The participants are:

Malinda Maynor Lowery, University of North Carolina-Chapel Hill
Terry Harpold, University of Florida
Craig Colten, Louisiana State University
Nicholas Allen, moderator, University of Georgia

 

FULL CONVERSATION

 

PREVIEW

First of four Coastal Conversations now available from Mellon-funded consortium

The Coasts, Climates, Humanities and the Environment Consortium is funded by a pilot grant from The Andrew W. Mellon Foundation for two years. Its partners are the University of Georgia, the University of North Carolina at Chapel Hill, the University of Florida and Louisiana State University. The consortium has a series of site-specific and publicly engaged research projects in coastal sites, which look at questions of climate breakdown, community resilience and the capacity of the humanities to imagine the futures of places under threat from storms and sea-level rise.

This is the first in a series of conversations featuring participants in the consortium and scholars whose research informs its work.

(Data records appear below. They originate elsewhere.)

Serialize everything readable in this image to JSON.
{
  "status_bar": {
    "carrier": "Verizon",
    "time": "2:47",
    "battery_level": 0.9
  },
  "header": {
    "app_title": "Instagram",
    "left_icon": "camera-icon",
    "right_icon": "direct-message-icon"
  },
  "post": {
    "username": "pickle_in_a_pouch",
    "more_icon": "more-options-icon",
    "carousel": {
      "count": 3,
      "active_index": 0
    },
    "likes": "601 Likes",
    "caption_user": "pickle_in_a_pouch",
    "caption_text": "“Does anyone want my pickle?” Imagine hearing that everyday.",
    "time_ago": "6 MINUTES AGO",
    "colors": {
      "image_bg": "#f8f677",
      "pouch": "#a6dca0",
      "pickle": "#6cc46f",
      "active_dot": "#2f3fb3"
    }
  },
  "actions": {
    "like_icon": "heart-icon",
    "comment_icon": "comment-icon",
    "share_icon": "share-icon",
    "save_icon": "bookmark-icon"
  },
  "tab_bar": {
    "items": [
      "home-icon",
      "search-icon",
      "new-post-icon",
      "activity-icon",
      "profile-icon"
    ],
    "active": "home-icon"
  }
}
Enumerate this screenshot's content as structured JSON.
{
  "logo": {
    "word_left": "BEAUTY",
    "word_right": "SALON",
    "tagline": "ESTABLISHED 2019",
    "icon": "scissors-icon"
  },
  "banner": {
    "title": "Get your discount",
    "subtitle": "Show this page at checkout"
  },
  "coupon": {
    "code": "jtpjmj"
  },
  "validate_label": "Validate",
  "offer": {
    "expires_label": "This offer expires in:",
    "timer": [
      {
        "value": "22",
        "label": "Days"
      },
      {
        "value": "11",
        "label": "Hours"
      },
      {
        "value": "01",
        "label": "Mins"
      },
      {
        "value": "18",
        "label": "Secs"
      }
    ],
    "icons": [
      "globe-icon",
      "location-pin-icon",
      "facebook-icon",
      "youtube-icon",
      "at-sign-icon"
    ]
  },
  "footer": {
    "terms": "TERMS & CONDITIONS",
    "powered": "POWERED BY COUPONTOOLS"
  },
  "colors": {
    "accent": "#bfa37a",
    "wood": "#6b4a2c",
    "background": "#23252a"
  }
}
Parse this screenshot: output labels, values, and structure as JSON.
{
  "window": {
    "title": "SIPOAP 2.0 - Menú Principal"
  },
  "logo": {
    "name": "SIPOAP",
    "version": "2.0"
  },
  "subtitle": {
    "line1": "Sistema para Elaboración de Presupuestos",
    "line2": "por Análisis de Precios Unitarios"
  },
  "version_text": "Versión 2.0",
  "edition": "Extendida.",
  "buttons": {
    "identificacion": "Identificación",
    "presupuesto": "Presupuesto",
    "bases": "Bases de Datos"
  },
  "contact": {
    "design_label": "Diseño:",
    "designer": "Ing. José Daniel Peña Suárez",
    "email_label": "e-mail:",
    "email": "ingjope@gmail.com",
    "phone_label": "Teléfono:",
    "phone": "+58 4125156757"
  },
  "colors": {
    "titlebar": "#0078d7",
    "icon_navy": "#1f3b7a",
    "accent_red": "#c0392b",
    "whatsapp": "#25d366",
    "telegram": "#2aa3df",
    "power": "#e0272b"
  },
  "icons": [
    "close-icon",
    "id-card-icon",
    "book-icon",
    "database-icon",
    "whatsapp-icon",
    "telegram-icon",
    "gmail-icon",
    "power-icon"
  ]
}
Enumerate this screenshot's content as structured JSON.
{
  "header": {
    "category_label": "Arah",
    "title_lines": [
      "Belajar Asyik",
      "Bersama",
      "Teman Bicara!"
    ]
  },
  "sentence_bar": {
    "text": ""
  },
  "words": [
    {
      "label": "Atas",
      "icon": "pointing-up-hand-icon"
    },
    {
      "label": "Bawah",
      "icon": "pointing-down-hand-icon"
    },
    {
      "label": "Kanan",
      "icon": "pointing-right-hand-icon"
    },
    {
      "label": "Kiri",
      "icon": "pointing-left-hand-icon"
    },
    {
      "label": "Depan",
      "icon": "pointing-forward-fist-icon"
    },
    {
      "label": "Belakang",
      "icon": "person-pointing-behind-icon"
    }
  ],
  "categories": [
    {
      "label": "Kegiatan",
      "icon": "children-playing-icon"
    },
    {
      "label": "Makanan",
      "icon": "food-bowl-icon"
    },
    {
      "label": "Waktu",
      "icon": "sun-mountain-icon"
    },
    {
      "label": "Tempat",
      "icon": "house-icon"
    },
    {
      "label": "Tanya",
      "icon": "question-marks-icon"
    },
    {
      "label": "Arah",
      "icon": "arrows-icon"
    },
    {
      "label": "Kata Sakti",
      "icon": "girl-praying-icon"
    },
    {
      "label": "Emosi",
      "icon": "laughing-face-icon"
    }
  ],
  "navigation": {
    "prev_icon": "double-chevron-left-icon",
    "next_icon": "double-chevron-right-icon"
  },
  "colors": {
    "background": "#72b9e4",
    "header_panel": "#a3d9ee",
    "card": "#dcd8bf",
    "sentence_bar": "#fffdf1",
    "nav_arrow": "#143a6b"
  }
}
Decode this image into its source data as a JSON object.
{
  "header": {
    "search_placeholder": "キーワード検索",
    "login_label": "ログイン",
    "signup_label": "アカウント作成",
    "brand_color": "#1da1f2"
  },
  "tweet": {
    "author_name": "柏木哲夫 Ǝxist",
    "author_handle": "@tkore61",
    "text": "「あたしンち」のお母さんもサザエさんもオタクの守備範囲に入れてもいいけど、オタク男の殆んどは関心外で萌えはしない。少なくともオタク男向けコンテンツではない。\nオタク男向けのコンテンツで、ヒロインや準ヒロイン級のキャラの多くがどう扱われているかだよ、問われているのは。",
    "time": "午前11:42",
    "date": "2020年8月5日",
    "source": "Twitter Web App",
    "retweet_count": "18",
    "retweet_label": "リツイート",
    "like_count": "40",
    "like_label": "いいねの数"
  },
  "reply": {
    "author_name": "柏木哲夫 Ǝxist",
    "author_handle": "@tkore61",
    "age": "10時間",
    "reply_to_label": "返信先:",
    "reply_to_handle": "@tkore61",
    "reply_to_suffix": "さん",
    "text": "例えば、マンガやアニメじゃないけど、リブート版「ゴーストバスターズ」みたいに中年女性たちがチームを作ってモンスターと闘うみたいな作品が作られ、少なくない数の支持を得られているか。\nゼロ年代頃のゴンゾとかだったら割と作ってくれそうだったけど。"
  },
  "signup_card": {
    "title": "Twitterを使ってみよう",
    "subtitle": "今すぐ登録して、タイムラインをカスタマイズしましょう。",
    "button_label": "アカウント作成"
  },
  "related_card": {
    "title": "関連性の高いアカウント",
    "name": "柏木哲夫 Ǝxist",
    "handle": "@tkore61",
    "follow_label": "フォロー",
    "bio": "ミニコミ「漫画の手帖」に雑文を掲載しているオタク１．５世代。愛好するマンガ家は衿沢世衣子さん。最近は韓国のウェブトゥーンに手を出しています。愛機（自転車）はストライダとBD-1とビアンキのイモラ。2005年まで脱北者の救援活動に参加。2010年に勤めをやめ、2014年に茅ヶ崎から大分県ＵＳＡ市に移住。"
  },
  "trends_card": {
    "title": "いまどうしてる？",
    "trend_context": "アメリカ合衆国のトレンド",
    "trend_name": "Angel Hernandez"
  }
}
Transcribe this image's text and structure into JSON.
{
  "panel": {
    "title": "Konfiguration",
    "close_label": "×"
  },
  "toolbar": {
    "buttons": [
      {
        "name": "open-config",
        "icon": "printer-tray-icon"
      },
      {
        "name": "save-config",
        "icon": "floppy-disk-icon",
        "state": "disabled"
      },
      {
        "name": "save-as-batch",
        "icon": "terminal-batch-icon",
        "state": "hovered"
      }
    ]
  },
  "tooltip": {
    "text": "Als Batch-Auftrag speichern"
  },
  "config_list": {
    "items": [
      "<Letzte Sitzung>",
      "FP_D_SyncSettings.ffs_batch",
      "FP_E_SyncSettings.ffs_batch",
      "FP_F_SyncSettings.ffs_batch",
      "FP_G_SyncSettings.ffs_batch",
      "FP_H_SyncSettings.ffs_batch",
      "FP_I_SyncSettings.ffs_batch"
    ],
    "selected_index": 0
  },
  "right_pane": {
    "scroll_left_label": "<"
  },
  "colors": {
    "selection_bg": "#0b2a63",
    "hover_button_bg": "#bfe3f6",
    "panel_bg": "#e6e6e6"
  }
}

The full conversation and a short preview are provided here.

NOTE: There are some brief network interruptions during the beginning of the conversation, which end after about six minutes. We apologize for the distraction.

The participants are:

Steven Mentz, St. Johns University
Valerie Babb, Emory University
Alexandra Campbell, Edinburgh Napier University
Ryan Emmanuel, North Carolina State University
Nicholas Allen, moderator, University of Georgia

FULL CONVERSATION

PREVIEW